Ex-Garment Workers Are Rocking Out for Women’s Labor Rights in Cambodia
Cambodia was the scene of bloody crackdowns on protesting garment industry workers and their supporters in 2013 and 2014. The protesters were demanding that the minimum wage be doubled from $80 a month to $160 to adjust for inflation and cost of living. The garment industry is the largest exporter in the country at an estimated $5 billion a year, making up 16 percent of its GDP. In the end, five people died, dozens were injured, and many more were arrested—marking the worst violence Cambodia had seen since the 1997 clashes over elections.
On a recent Sunday evening, just off Veng Sreng Boulevard in Phnom Penh, where four protesting garment workers were shot to death by police in January 2014, a crowd gathered for a small community concert.
Against the backdrop of the high concrete and barbed wire walls of a garment factory, a well-lit stage hosted comedy, theater, dance, and music acts. The crowd drew onlookers as the evening progressed and the audience—many of them employed at the factories themselves—laughed, sang, danced, and clapped along. Though the mood was jovial, the issues addressed in the lyrics and scripts were serious: poor health care, wages that are barely enough to survive on, long workdays, and the pollution of their country’s natural resources.
This is the ideal evening for the Messenger Band, an all-female grassroots NGO made up of former garment workers who educate and mobilize laborers through music and entertainment.
When the audience hears lyrics they can identify with, says Vun Em, a longtime member of the Messenger Band and a former worker in the garment industry, “they ask, where is this music coming from? It encourages them to reach out to each other, even if it’s just to make friends.”
Workers’ rights are the main focus of the Messenger Band’s mission, but quality of daily life for garment industry workers is another important aspect of their work, which is why they incorporate dance, theater, and comedy into their concerts. As a hip-hop dance crew from a local university pumped up the crowd to “Turn Down for What,” Em clapped along.
“They have no time to enjoy their lives. I love this, I want them to be able to see this with their own eyes, not just on TV,” she says.
The Messenger Band is part of a broader organization called the United Sisterhood Alliance. It also includes the Workers Information Center; the Women’s Network for Unity, which advocates for the rights of sex workers; and Social Action for Change, a group of women activists who deal with development practices and inequality in Cambodia from a grassroots perspective. But each group sets its own agenda and works independently.
“Music and art are a part of people’s lives,” says Channsitha Mark of the Workers Information Center. “The Messenger Band’s work is very important for mobilizing people. It raises awareness, and it’s fun at the same time.”

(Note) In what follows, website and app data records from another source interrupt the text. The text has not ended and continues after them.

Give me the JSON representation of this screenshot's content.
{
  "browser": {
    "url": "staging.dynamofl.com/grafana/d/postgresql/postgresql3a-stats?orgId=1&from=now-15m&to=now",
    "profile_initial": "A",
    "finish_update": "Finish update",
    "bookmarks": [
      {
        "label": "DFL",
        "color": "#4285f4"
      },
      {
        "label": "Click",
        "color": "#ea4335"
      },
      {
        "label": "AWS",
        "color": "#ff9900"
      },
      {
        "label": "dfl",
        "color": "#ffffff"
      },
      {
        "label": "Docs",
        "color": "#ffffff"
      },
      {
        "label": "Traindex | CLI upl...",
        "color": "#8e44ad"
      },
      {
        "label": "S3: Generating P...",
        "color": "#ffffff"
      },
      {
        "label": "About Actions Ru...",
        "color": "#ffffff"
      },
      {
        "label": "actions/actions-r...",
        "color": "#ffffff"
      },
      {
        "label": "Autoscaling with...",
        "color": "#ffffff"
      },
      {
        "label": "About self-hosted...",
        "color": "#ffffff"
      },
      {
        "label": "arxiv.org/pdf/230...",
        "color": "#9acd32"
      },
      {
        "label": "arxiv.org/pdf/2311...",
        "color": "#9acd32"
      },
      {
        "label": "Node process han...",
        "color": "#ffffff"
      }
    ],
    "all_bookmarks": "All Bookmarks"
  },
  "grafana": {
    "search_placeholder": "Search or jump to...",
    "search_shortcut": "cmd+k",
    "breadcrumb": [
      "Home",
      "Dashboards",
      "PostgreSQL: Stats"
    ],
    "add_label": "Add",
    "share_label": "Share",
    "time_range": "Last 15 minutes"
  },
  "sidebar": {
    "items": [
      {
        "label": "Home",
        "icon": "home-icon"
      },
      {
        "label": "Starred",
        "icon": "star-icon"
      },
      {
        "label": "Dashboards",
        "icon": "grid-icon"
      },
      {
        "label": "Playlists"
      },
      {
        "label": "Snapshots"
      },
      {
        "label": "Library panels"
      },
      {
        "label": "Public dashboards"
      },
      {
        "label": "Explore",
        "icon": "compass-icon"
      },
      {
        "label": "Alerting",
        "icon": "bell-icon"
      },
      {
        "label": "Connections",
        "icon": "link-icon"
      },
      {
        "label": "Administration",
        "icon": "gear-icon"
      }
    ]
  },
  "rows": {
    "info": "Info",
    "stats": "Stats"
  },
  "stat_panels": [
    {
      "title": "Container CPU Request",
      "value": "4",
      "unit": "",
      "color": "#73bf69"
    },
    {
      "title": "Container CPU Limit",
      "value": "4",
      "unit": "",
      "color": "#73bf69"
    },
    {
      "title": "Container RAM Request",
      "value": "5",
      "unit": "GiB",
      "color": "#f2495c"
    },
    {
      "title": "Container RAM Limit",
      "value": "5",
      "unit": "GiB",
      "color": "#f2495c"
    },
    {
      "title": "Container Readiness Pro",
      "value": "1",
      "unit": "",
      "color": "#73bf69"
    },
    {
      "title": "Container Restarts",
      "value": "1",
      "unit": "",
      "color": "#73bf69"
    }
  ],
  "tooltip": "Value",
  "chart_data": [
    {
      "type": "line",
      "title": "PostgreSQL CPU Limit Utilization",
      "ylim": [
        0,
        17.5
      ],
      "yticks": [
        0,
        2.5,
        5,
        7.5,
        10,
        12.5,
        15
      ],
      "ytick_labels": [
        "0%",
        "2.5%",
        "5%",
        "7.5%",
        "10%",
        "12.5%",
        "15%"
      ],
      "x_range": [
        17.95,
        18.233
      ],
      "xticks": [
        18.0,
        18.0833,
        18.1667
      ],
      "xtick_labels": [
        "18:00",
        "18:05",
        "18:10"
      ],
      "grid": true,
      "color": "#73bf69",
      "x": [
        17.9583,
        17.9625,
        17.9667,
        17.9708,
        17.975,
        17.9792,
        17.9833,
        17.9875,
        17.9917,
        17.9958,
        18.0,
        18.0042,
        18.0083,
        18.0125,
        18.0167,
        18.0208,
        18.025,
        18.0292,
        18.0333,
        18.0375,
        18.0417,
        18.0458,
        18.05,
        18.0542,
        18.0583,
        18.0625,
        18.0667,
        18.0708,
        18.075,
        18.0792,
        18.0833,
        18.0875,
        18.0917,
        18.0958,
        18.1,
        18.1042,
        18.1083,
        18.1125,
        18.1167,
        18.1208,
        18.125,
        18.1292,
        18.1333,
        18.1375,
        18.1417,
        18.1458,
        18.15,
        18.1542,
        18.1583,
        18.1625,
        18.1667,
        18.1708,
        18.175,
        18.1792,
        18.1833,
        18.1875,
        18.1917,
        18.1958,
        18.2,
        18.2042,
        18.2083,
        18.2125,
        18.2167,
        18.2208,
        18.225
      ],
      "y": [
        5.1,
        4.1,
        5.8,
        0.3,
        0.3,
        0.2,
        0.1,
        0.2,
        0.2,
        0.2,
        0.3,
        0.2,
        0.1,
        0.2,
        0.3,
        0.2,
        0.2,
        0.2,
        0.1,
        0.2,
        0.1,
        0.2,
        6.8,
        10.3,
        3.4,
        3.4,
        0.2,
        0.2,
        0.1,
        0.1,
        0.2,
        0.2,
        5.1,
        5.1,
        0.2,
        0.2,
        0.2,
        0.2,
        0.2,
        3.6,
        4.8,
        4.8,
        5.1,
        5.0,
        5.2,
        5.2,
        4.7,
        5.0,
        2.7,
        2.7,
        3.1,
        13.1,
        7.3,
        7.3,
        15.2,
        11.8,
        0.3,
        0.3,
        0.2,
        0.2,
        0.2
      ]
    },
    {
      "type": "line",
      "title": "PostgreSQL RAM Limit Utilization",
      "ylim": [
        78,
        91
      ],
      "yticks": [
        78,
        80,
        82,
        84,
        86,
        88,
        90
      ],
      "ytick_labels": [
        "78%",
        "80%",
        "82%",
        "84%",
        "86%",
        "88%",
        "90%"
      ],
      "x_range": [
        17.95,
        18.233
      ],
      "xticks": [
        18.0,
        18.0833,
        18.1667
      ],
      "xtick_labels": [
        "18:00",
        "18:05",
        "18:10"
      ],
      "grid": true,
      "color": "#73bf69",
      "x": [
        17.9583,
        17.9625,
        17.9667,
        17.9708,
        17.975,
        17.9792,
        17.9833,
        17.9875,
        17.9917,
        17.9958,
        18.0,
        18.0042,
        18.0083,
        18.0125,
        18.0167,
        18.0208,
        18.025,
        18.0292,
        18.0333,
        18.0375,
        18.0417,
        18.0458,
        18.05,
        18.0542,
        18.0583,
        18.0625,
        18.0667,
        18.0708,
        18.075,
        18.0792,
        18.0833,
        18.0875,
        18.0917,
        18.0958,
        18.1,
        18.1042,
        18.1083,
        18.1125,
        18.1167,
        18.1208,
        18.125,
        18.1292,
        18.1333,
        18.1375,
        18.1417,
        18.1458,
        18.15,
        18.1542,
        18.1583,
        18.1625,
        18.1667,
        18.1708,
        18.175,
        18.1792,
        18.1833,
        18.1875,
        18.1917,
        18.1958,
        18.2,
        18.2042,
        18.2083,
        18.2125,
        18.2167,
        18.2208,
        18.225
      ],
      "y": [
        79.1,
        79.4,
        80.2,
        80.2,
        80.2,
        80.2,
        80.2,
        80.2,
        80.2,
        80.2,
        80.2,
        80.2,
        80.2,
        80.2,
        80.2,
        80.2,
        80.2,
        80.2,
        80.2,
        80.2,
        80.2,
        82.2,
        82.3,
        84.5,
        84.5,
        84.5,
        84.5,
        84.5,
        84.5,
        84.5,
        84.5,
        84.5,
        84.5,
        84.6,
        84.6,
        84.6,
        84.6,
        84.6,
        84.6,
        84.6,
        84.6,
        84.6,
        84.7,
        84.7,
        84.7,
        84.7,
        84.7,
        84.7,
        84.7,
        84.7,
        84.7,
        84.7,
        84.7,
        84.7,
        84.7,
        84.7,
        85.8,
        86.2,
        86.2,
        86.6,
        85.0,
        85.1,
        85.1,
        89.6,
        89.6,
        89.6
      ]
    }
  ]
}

Not only do the members of the Messenger Band have personal experience with the issues they sing about, but they also gather their material directly from the community by hosting collaborative music composition classes at the Workers Information Center.
As some of their students took the stage on Sunday to sing songs composed in those classes, as well as covers of Messenger Band songs, several people in the audience took out their phones to take pictures and videos. The Messenger Band’s ultimate goal is to get garment industry workers to reflect on their lives and become more united in the process.
The band also holds concerts in rural farming villages, where many of the garment workers come from, to inform families about the real conditions workers face in the garment industry, such as low wages and long hours, and to discuss why political action is necessary.
“They don’t always understand why we are protesting,” says Em. “We get the families who sent their daughters to work in the factories to talk to each other more about what it’s really like.”
Many garment workers, of which 90 percent are women, arrive from rural villages expecting to be able to send some money back to their families but find very little left at the end of each month with such a low salary. “Talking to farming families is important for completing the circle of awareness,” says Sok Thareth of the Workers Information Center.
The minimum monthly wage for garment workers in Cambodia is set to be raised to $140 in 2016, still less than what has been deemed a fair minimum by unions and protesters.
The Messenger Band plans to discuss new strategies and set priorities in early 2016, but the most crucial aspect of its work—mobilizing workers at events where they can enjoy themselves and have fun—remains constant, according to Em.
“When they hear these songs, they feel they are not alone,” she says.